In 1814 the five reigning dynasties of Europe, Alexander I of Russia and ministers such Metternich and Talleyrand, descended upon Vienna. The Vienna Congress marked one of the great turning points in diplomatic history; the first attempt to create an 'international order' to secure peace for the nineteenth century. The blueprint for modern-day global governance models such as the UN, it was a response to Napoleon's expansion across Europe, and sought to build upon the state systems he left behind whilst shoring up the privileges and power of Europe's elite. Here, Mark Jarrett argues that the Congress of Vienna in fact marked the beginning of the end for the Ancien Regime, yet, despite its disintegration following the suicide of Castlereagh, the 'congress system' has had an enormous influence up to the present day. The role of diplomacy as a means to conflict resolution, the workings of multi-lateralism and the emphasis on international organizations to guarantee national sovereignty were all long term by-products of the 'congress system'. A new synthesis of archival material, The Congress System is a fresh exploration of a key event in the history of International Relations and Diplomacy.
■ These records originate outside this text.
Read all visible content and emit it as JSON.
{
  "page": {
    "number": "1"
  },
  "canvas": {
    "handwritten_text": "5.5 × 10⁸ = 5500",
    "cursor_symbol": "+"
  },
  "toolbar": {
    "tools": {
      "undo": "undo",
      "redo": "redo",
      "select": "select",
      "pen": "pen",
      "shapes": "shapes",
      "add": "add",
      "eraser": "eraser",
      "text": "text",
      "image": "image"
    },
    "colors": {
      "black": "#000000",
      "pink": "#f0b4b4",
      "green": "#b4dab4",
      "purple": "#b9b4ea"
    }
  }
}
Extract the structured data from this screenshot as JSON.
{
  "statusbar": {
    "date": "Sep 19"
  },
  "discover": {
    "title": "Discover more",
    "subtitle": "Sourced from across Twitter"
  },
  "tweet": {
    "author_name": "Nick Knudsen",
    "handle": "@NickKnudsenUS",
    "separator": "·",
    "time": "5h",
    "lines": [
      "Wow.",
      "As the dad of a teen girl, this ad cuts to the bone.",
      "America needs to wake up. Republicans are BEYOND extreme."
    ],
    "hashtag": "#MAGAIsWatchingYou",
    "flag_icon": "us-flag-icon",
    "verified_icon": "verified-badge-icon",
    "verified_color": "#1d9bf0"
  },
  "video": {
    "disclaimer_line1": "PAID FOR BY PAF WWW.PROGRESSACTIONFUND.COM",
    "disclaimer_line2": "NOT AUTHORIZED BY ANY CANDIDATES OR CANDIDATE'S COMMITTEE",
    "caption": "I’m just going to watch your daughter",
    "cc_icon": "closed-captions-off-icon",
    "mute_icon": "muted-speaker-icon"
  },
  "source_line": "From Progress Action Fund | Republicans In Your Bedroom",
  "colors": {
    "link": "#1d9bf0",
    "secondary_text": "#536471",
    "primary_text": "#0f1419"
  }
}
Congress of Vienna
War and Great Power Diplomacy after Napoleon